* _DATASET CONTENT_
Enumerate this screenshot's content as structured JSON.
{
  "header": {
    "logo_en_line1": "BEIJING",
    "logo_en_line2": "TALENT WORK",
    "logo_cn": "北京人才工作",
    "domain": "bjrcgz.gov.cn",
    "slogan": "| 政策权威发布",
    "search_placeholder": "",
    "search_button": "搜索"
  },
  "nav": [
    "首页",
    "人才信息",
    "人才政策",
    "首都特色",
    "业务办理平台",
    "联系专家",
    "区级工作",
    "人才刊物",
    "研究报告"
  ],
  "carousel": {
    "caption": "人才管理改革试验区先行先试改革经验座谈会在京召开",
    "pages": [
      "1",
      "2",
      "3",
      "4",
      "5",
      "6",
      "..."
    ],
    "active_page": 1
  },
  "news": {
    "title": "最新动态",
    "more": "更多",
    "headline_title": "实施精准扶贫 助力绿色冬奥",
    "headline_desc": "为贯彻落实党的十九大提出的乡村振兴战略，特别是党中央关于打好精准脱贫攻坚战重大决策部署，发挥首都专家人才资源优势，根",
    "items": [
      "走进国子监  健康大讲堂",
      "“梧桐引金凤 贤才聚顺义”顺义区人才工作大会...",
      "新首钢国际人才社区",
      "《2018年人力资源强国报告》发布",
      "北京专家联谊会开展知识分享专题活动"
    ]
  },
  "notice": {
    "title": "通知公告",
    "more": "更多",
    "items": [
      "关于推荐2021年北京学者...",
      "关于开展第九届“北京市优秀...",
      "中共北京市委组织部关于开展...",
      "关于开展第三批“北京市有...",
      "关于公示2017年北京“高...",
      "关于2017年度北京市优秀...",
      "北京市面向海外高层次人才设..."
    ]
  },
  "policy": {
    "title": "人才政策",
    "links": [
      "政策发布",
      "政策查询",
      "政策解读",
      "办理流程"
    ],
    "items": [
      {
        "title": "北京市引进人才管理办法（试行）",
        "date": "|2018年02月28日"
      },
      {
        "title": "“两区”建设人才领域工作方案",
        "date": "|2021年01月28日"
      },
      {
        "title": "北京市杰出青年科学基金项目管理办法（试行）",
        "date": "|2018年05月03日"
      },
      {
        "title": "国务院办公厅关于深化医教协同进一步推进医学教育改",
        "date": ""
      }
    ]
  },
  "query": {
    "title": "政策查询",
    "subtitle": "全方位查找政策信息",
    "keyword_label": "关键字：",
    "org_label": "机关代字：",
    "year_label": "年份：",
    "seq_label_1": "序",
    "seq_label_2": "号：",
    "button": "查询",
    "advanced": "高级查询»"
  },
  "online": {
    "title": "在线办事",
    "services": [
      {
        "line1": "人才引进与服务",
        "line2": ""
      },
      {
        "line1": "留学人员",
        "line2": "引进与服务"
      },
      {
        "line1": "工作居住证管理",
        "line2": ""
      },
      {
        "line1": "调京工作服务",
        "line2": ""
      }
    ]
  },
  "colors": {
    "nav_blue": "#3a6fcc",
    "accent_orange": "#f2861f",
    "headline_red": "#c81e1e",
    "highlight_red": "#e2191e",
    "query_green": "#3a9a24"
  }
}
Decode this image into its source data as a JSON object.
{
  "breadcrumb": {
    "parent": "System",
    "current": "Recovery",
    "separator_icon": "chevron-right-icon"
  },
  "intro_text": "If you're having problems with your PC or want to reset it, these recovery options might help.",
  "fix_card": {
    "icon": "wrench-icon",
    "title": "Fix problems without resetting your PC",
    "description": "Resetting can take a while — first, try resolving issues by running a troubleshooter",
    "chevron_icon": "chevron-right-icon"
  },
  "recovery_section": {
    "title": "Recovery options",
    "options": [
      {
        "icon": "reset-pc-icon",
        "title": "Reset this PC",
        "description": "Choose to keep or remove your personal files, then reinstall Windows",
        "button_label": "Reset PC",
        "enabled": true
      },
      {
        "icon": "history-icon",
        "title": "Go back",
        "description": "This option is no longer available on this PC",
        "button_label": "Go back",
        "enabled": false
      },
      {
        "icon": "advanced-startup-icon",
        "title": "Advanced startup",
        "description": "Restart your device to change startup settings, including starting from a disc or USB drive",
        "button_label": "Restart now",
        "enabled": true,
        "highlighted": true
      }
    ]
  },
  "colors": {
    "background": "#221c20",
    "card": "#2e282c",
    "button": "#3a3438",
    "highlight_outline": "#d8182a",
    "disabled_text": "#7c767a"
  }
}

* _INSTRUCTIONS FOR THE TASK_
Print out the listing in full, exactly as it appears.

* _RESPONSE_
Enumerate this screenshot's content as structured JSON.
{
  "header": {
    "logo_en_line1": "BEIJING",
    "logo_en_line2": "TALENT WORK",
    "logo_cn": "北京人才工作",
    "domain": "bjrcgz.gov.cn",
    "slogan": "| 政策权威发布",
    "search_placeholder": "",
    "search_button": "搜索"
  },
  "nav": [
    "首页",
    "人才信息",
    "人才政策",
    "首都特色",
    "业务办理平台",
    "联系专家",
    "区级工作",
    "人才刊物",
    "研究报告"
  ],
  "carousel": {
    "caption": "人才管理改革试验区先行先试改革经验座谈会在京召开",
    "pages": [
      "1",
      "2",
      "3",
      "4",
      "5",
      "6",
      "..."
    ],
    "active_page": 1
  },
  "news": {
    "title": "最新动态",
    "more": "更多",
    "headline_title": "实施精准扶贫 助力绿色冬奥",
    "headline_desc": "为贯彻落实党的十九大提出的乡村振兴战略，特别是党中央关于打好精准脱贫攻坚战重大决策部署，发挥首都专家人才资源优势，根",
    "items": [
      "走进国子监  健康大讲堂",
      "“梧桐引金凤 贤才聚顺义”顺义区人才工作大会...",
      "新首钢国际人才社区",
      "《2018年人力资源强国报告》发布",
      "北京专家联谊会开展知识分享专题活动"
    ]
  },
  "notice": {
    "title": "通知公告",
    "more": "更多",
    "items": [
      "关于推荐2021年北京学者...",
      "关于开展第九届“北京市优秀...",
      "中共北京市委组织部关于开展...",
      "关于开展第三批“北京市有...",
      "关于公示2017年北京“高...",
      "关于2017年度北京市优秀...",
      "北京市面向海外高层次人才设..."
    ]
  },
  "policy": {
    "title": "人才政策",
    "links": [
      "政策发布",
      "政策查询",
      "政策解读",
      "办理流程"
    ],
    "items": [
      {
        "title": "北京市引进人才管理办法（试行）",
        "date": "|2018年02月28日"
      },
      {
        "title": "“两区”建设人才领域工作方案",
        "date": "|2021年01月28日"
      },
      {
        "title": "北京市杰出青年科学基金项目管理办法（试行）",
        "date": "|2018年05月03日"
      },
      {
        "title": "国务院办公厅关于深化医教协同进一步推进医学教育改",
        "date": ""
      }
    ]
  },
  "query": {
    "title": "政策查询",
    "subtitle": "全方位查找政策信息",
    "keyword_label": "关键字：",
    "org_label": "机关代字：",
    "year_label": "年份：",
    "seq_label_1": "序",
    "seq_label_2": "号：",
    "button": "查询",
    "advanced": "高级查询»"
  },
  "online": {
    "title": "在线办事",
    "services": [
      {
        "line1": "人才引进与服务",
        "line2": ""
      },
      {
        "line1": "留学人员",
        "line2": "引进与服务"
      },
      {
        "line1": "工作居住证管理",
        "line2": ""
      },
      {
        "line1": "调京工作服务",
        "line2": ""
      }
    ]
  },
  "colors": {
    "nav_blue": "#3a6fcc",
    "accent_orange": "#f2861f",
    "headline_red": "#c81e1e",
    "highlight_red": "#e2191e",
    "query_green": "#3a9a24"
  }
}
Decode this image into its source data as a JSON object.
{
  "breadcrumb": {
    "parent": "System",
    "current": "Recovery",
    "separator_icon": "chevron-right-icon"
  },
  "intro_text": "If you're having problems with your PC or want to reset it, these recovery options might help.",
  "fix_card": {
    "icon": "wrench-icon",
    "title": "Fix problems without resetting your PC",
    "description": "Resetting can take a while — first, try resolving issues by running a troubleshooter",
    "chevron_icon": "chevron-right-icon"
  },
  "recovery_section": {
    "title": "Recovery options",
    "options": [
      {
        "icon": "reset-pc-icon",
        "title": "Reset this PC",
        "description": "Choose to keep or remove your personal files, then reinstall Windows",
        "button_label": "Reset PC",
        "enabled": true
      },
      {
        "icon": "history-icon",
        "title": "Go back",
        "description": "This option is no longer available on this PC",
        "button_label": "Go back",
        "enabled": false
      },
      {
        "icon": "advanced-startup-icon",
        "title": "Advanced startup",
        "description": "Restart your device to change startup settings, including starting from a disc or USB drive",
        "button_label": "Restart now",
        "enabled": true,
        "highlighted": true
      }
    ]
  },
  "colors": {
    "background": "#221c20",
    "card": "#2e282c",
    "button": "#3a3438",
    "highlight_outline": "#d8182a",
    "disabled_text": "#7c767a"
  }
}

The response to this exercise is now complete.